Covid-19: Christmas Presents for Co-ops – Paycheck Protection Program (“PPP”) Amended to Allow Loans to Cooperatives
The Omnibus Spending Bill newly passed by Congress includes a provision specifically making housing cooperatives eligible for PPP loans. No matter what the bill ultimately looks like when it becomes law, we expect that provision to remain. As a result, cooperatives can now apply for PPP loans without fear of rejection. The amendments also apply retroactively.
Reservation of Funds for “Small” Businesses Could Help Co-ops. The bill specifically reserves at least $15 billion of the increased appropriation for eligible businesses with fewer than ten (10) employees. There are also simplified procedures for applying for and getting forgiveness for loans of less than $150,000. However, the maximum amount of a loan is still basically 2.5 times monthly payroll.
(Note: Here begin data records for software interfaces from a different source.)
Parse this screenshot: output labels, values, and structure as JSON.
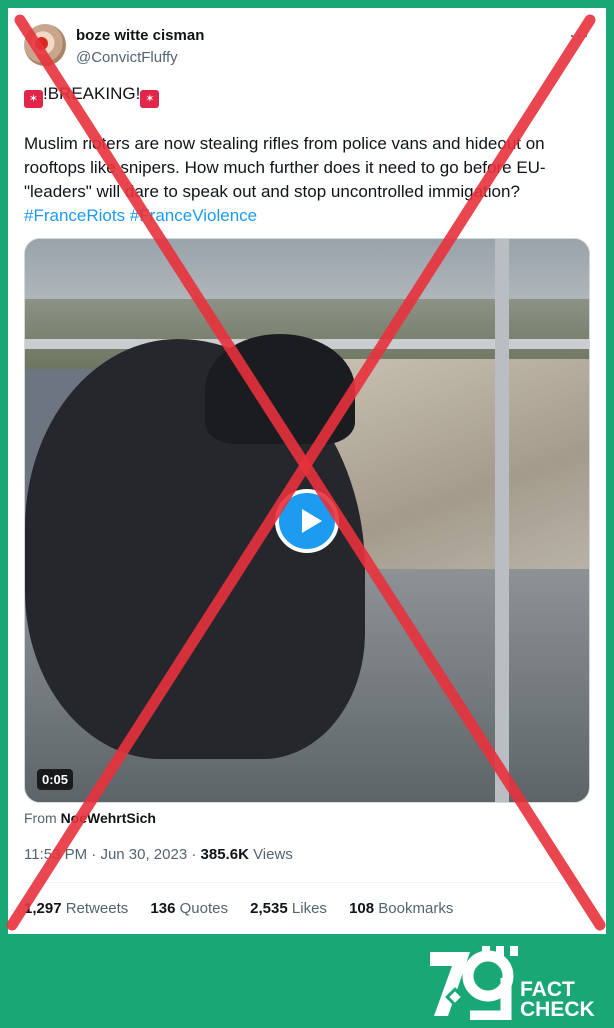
{
  "tweet": {
    "display_name": "boze witte cisman",
    "handle": "@ConvictFluffy",
    "more_label": "···",
    "headline": "!BREAKING!",
    "body": "Muslim rioters are now stealing rifles from police vans and hideout on rooftops like snipers. How much further does it need to go before EU-\"leaders\" will dare to speak out and stop uncontrolled immigation?",
    "hashtags": [
      "#FranceRiots",
      "#FranceViolence"
    ],
    "siren_icon": "police-siren-emoji"
  },
  "media": {
    "duration": "0:05",
    "play_icon": "play-icon"
  },
  "source": {
    "prefix": "From",
    "account": "NoeWehrtSich"
  },
  "meta": {
    "time": "11:53 PM",
    "date": "Jun 30, 2023",
    "views_count": "385.6K",
    "views_label": "Views",
    "separator": "·"
  },
  "stats": [
    {
      "count": "1,297",
      "label": "Retweets"
    },
    {
      "count": "136",
      "label": "Quotes"
    },
    {
      "count": "2,535",
      "label": "Likes"
    },
    {
      "count": "108",
      "label": "Bookmarks"
    }
  ],
  "overlay": {
    "cross_color": "#e8323d"
  },
  "branding": {
    "logo_line1": "FACT",
    "logo_line2": "CHECK",
    "logo_mark": "79",
    "accent": "#1aa776"
  }
}
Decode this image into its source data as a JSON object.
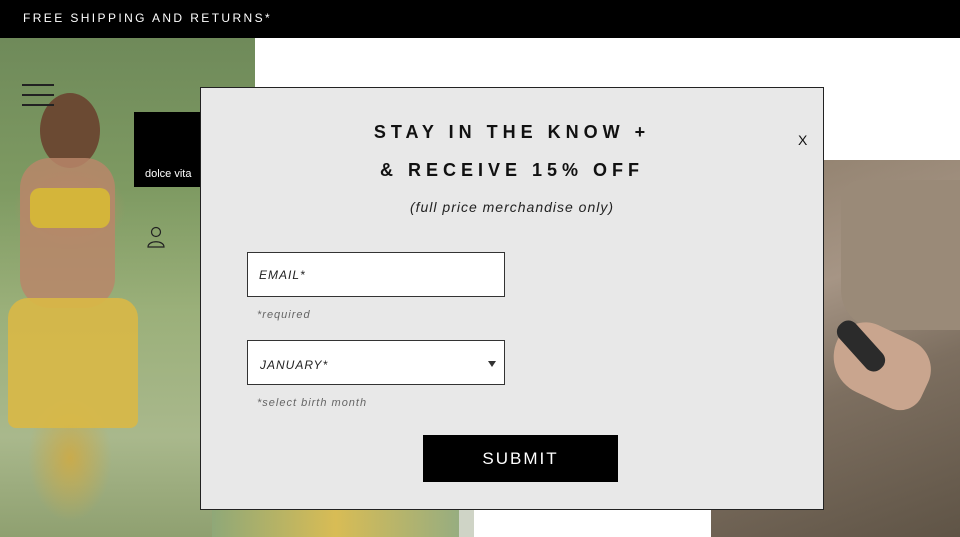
{
  "promo_bar": {
    "text": "FREE SHIPPING AND RETURNS*"
  },
  "brand": {
    "logo_text": "dolce vita"
  },
  "modal": {
    "close_label": "X",
    "headline_line1": "STAY IN THE KNOW +",
    "headline_line2": "& RECEIVE 15% OFF",
    "subline": "(full price merchandise only)",
    "email": {
      "placeholder": "EMAIL*",
      "value": "",
      "hint": "*required"
    },
    "birth_month": {
      "selected": "JANUARY*",
      "hint": "*select birth month"
    },
    "submit_label": "SUBMIT"
  },
  "colors": {
    "bar_bg": "#000000",
    "modal_bg": "#e8e8e8",
    "button_bg": "#000000",
    "button_text": "#ffffff"
  },
  "icons": [
    "hamburger-menu-icon",
    "account-icon",
    "chevron-down-icon"
  ]
}
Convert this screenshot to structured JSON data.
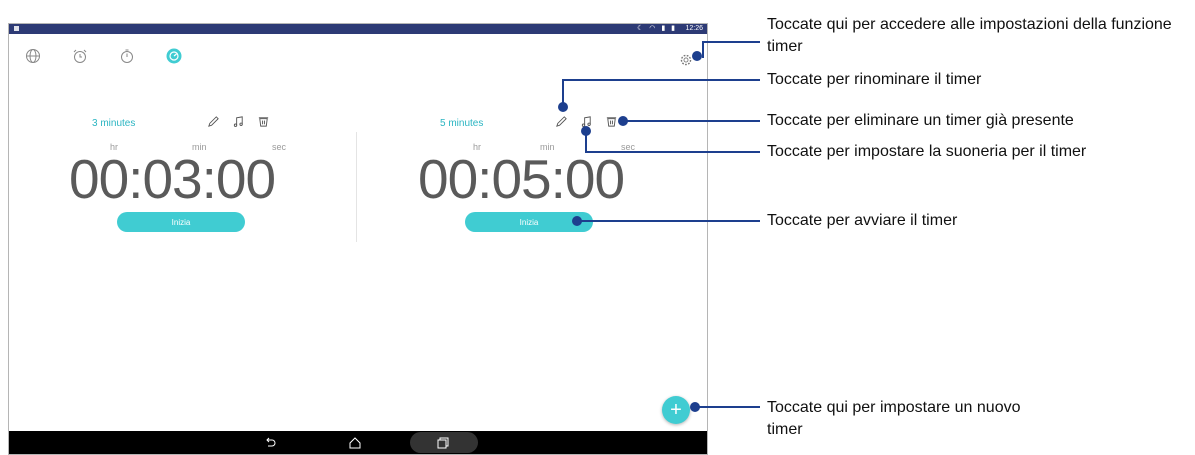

Contact your bank for an application. By now, your lender either has been authorized to make PPP loans directly, or has hooked up with an SBA loan specialist who can process the application on your lender’s behalf. Funds are not unlimited, so you should act soon.
Differences between April and December bills. For those few of you who didn’t hold onto our PPP guidance our April COVID updates, note that the use of funds has been liberalized in some material ways, including (a) only 60% of the funds must be used for payroll (the balance still must be applied to eligible uses); (b) covered uses of funds now include (among other things) payments for personal protective equipment for employees, capital expenditures to comply with federal COVID guidelines, payments for group health insurance for employees, and payments for protection against “public disturbances” not covered by insurance; and (c) the borrower cannot have more than 300 employees.
Are Condominiums and HOA’s Included? We have asserted repeatedly in these newsletters that Condos and HOA’s should be deemed “business concerns” to the extent that they have payroll and maintain their premises to protect their residents. With the addition of specific language including “housing cooperatives” to the list of qualifying concerns, though, our legal argument has weakened; specifically including one type of community association could imply that the drafters meant to exclude other types. (On the other hand, a recent Bankruptcy Court decision determined that Condo associations should be deemed commercial enterprises for purposes of the Bankruptcy Code.) Senator Schumer has indicated that he will try to persuade Congress to expressly incorporate condos and HOA’s into the language in future bills.
“Second Draw” Loans. The PPP also allows businesses to apply for a second PPP draw, provided (among other things) that their gross receipts for the quarter have decreased by 25% over the same quarter a year ago. While this could help charities and other non-profits whose contributions have diminished, we do not know of any community associations who have suffered to that extent.
Note: We could not find any definition of “Second Draw” loans. Therefore, it is not clear whether this refers to businesses that have already received PPP assistance, or whether “Second Draw” refers to the second PPP funding, i.e., all of the additional funds allocated under the program. For reasons beyond the scope of this E-Blast, we think that first-time co-op borrowers would be eligible for PPP funds regardless of any changes in their income. However, if it is the latter, then the 25% drop in income requirement would still freeze most co-ops out.
Other News. Believe it or not, new laws and court decisions have come down having nothing to do with COVID 19. We will update everyone in on some of these in our next mailing.
We will continue to keep you updated on PPP and other developments. If you need assistance on any of our topics, please contact one of our partners on our Co-op/Condo team.
HAVE A HAPPY HOLIDAY AND WONDERFUL NEW YEAR!